By default, Netscape tries to save the file in the user's home directory or the last place (path) where you saved a file. To locate the files, use the command find:
find / -name "corel*.tgz" -print
—Mario Bittencourt, email@example.com
I had a hard disk crash and cannot mount root directory /dev/hda3. Is there any way to perform a partial recovery of the data on the drive or split the root partition (skipping the bad sectors) from a boot floppy? I only need the most recent data in the mail directory that was not backed up. —Tom Voydanoff, firstname.lastname@example.org
Boot using a rescue disk and try to repair the partition with the command fsck.ext2 /dev/hda3. After that completes, try to mount the partition yourself and dig out the needed files. —Mario Bittencourt, email@example.com
I have a Linux system that the hard drive died on. I have a tape backup of the entire system. I did a minimum install of Red Hat to get the new drive running, created the partitions / and /big and told taper to overwrite all files. It ran and restored its files but had over 1200 errors. I viewed the log, which contained statements about checksums not really errors. I was hoping to be all right, but when I rebooted, the system just printed LI and stopped. Any help you could offer would be greatly welcomed. —Jabe Pitts, Jabe.Pitts@cwix.com
Your system is probably fine—this is a boot loader issue. Boot loaders need to know where the kernel is located, and by restoring your tape, you overwrote the kernel, which moved it to a new position on the drive. Use a boot floppy to boot your system and run lilo. This will reinstall the boot loader. (Note that you may need to use —Chad Robinson, firstname.lastname@example.org
I got a message like the one below when I was trying to install guile. I usually can figure out what needs to be installed when I get these failed dependency messages, but this time I'm flummoxed. I have both glibc 2.0.7 and 2.1.x installed. Is this just a peculiarity of the RPM? I've gotten this message with a bunch of RPMs I've tried to install recently, not just this one.
[root@localhost new]# rpm -Uvh guile-1.3-4.i386.rpm failed dependencies: libdl.so.2(GLIBC_2.1) is needed by guile-1.3-4 libdl.so.2(GLIBC_2.0) is needed by guile-1.3-4 libm.so.6(GLIBC_2.1) is needed by guile-1.3-4 ...
—Brady Hegberg, email@example.com
Well, it turns out that glibc 2.1 isn't exactly binary compatible with glibc 2.0. It looks like that's the problem you're having. Grab the .src.rpm file instead, and do
rpm --rebuild guile-1.3-4.src.rpm.

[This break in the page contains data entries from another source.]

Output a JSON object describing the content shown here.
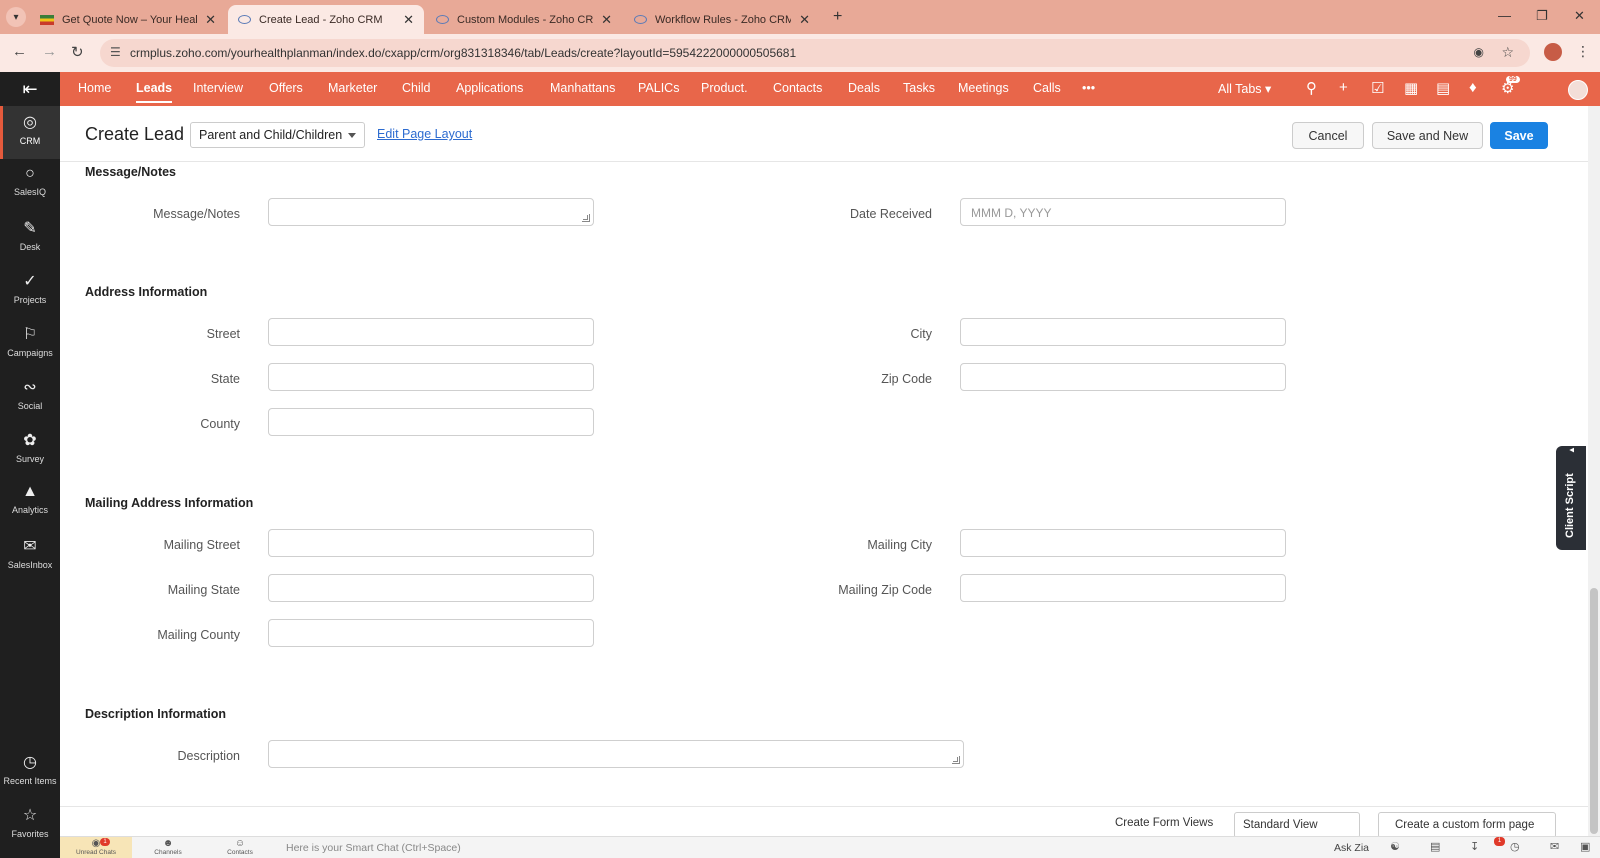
{
  "browser": {
    "tabs": [
      {
        "title": "Get Quote Now – Your Health P",
        "favicon": "quote"
      },
      {
        "title": "Create Lead - Zoho CRM",
        "favicon": "zoho",
        "active": true
      },
      {
        "title": "Custom Modules - Zoho CRM",
        "favicon": "zoho"
      },
      {
        "title": "Workflow Rules - Zoho CRM",
        "favicon": "zoho"
      }
    ],
    "url": "crmplus.zoho.com/yourhealthplanman/index.do/cxapp/crm/org831318346/tab/Leads/create?layoutId=5954222000000505681"
  },
  "sidebar": {
    "items": [
      {
        "label": "CRM",
        "icon": "crm-icon",
        "active": true
      },
      {
        "label": "SalesIQ",
        "icon": "salesiq-icon"
      },
      {
        "label": "Desk",
        "icon": "desk-icon"
      },
      {
        "label": "Projects",
        "icon": "projects-icon"
      },
      {
        "label": "Campaigns",
        "icon": "campaigns-icon"
      },
      {
        "label": "Social",
        "icon": "social-icon"
      },
      {
        "label": "Survey",
        "icon": "survey-icon"
      },
      {
        "label": "Analytics",
        "icon": "analytics-icon"
      },
      {
        "label": "SalesInbox",
        "icon": "salesinbox-icon"
      }
    ],
    "bottom_items": [
      {
        "label": "Recent Items",
        "icon": "recent-items-icon"
      },
      {
        "label": "Favorites",
        "icon": "favorites-icon"
      }
    ]
  },
  "topnav": {
    "items": [
      "Home",
      "Leads",
      "Interview",
      "Offers",
      "Marketer",
      "Child",
      "Applications",
      "Manhattans",
      "PALICs",
      "Product.",
      "Contacts",
      "Deals",
      "Tasks",
      "Meetings",
      "Calls"
    ],
    "active": "Leads",
    "more_label": "•••",
    "all_tabs_label": "All Tabs",
    "notification_count": "99"
  },
  "header": {
    "title": "Create Lead",
    "layout_value": "Parent and Child/Children",
    "edit_layout_label": "Edit Page Layout",
    "cancel_label": "Cancel",
    "save_new_label": "Save and New",
    "save_label": "Save"
  },
  "form": {
    "message_section": "Message/Notes",
    "message_label": "Message/Notes",
    "date_received_label": "Date Received",
    "date_received_placeholder": "MMM D, YYYY",
    "address_section": "Address Information",
    "street_label": "Street",
    "city_label": "City",
    "state_label": "State",
    "zip_label": "Zip Code",
    "county_label": "County",
    "mailing_section": "Mailing Address Information",
    "mailing_street_label": "Mailing Street",
    "mailing_city_label": "Mailing City",
    "mailing_state_label": "Mailing State",
    "mailing_zip_label": "Mailing Zip Code",
    "mailing_county_label": "Mailing County",
    "description_section": "Description Information",
    "description_label": "Description"
  },
  "footer": {
    "create_form_views_label": "Create Form Views",
    "view_value": "Standard View",
    "custom_page_label": "Create a custom form page"
  },
  "chatbar": {
    "tabs": [
      "Unread Chats",
      "Channels",
      "Contacts"
    ],
    "unread_count": "1",
    "smart_chat_placeholder": "Here is your Smart Chat (Ctrl+Space)",
    "ask_zia_label": "Ask Zia",
    "downloads_count": "1"
  },
  "client_script_label": "Client Script",
  "colors": {
    "brand": "#e8664a",
    "primary_button": "#1a82e2",
    "sidebar": "#1f1f1f"
  }
}
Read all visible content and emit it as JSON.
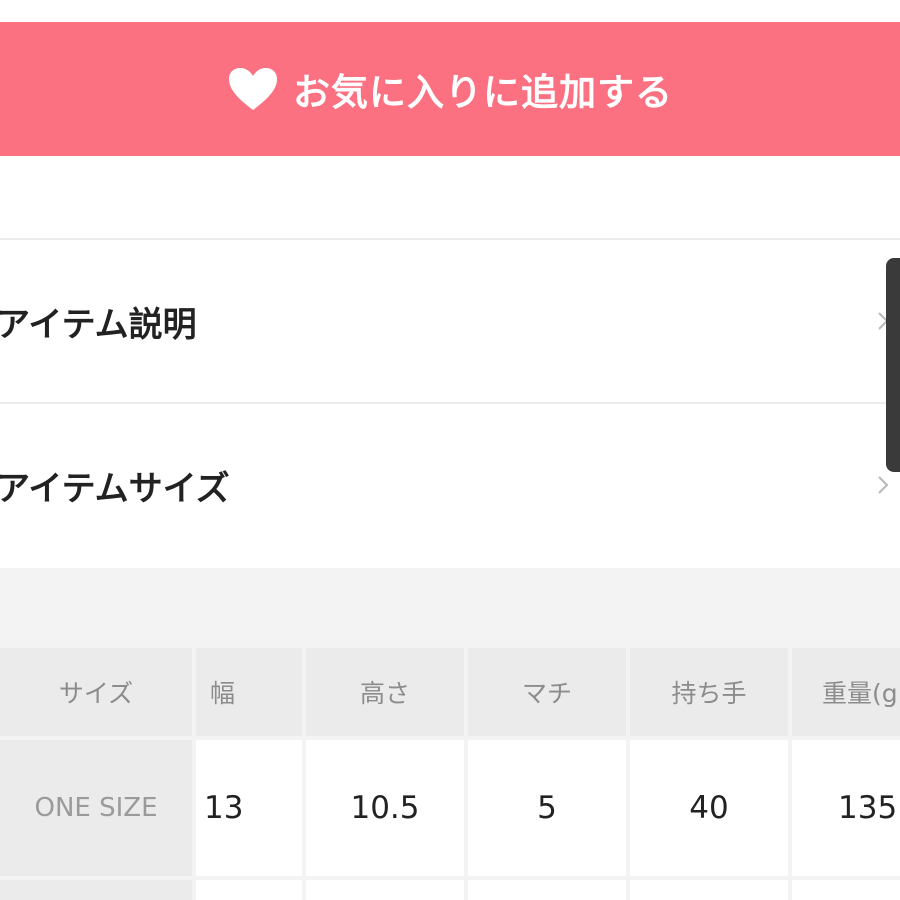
{
  "favorite_button": {
    "label": "お気に入りに追加する",
    "icon": "heart-icon",
    "background": "#fb7181",
    "text_color": "#ffffff"
  },
  "sections": [
    {
      "title": "アイテム説明",
      "icon": "chevron-right-icon"
    },
    {
      "title": "アイテムサイズ",
      "icon": "chevron-right-icon"
    }
  ],
  "size_table": {
    "headers": [
      "サイズ",
      "幅",
      "高さ",
      "マチ",
      "持ち手",
      "重量(g"
    ],
    "rows": [
      [
        "ONE SIZE",
        "13",
        "10.5",
        "5",
        "40",
        "135"
      ]
    ]
  }
}
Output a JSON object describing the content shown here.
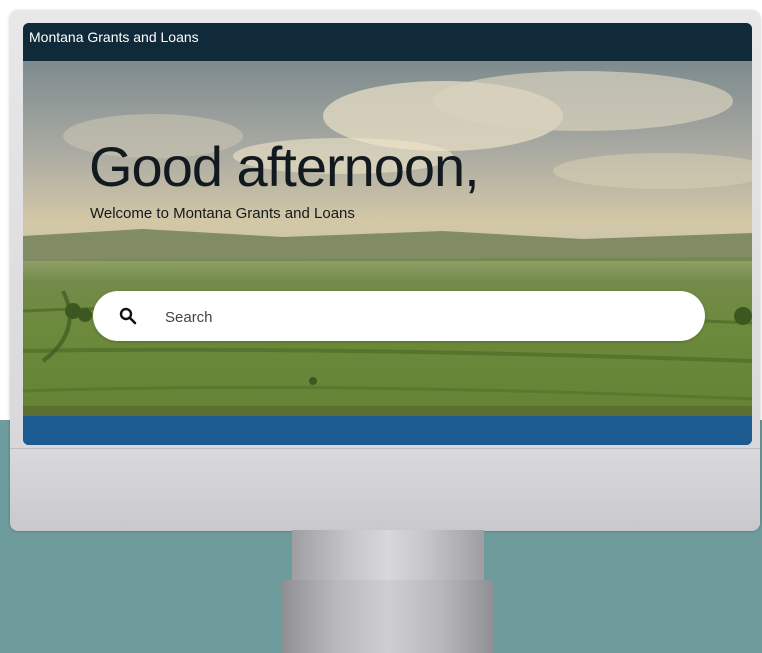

The resulting .i386.rpm should work and will be in the /usr/src/redhat/RPMS/i386/ directory. —Marc Merlin, firstname.lastname@example.org
I am a Linux newbie. Whenever I accidentally shut down my system without halting, I get a message telling me to run disk utilities, and remount hdd. I was wondering, what disk utilities? How do I run them? How do I remount disks? —VoodooXpert, email@example.com
The utility to run is fsck which checks and repairs a Linux file system (whether it is ext, ext2, etc.). In order to mount one yourself, type:
mount -t filesystem-type device mount-point
mount -t ext2 /dev/hda3 /archiveJust make sure you already have the mount point created (use mkdir), and you are using the correct file system type (ext, ext2, vfat, etc.).—Mario Bittencourt, firstname.lastname@example.org Many on-line help resources are available on the SSC web pages. Sunsite mirror sites, FAQs and HOWTOs can all be found at http://www.linuxresources.com/.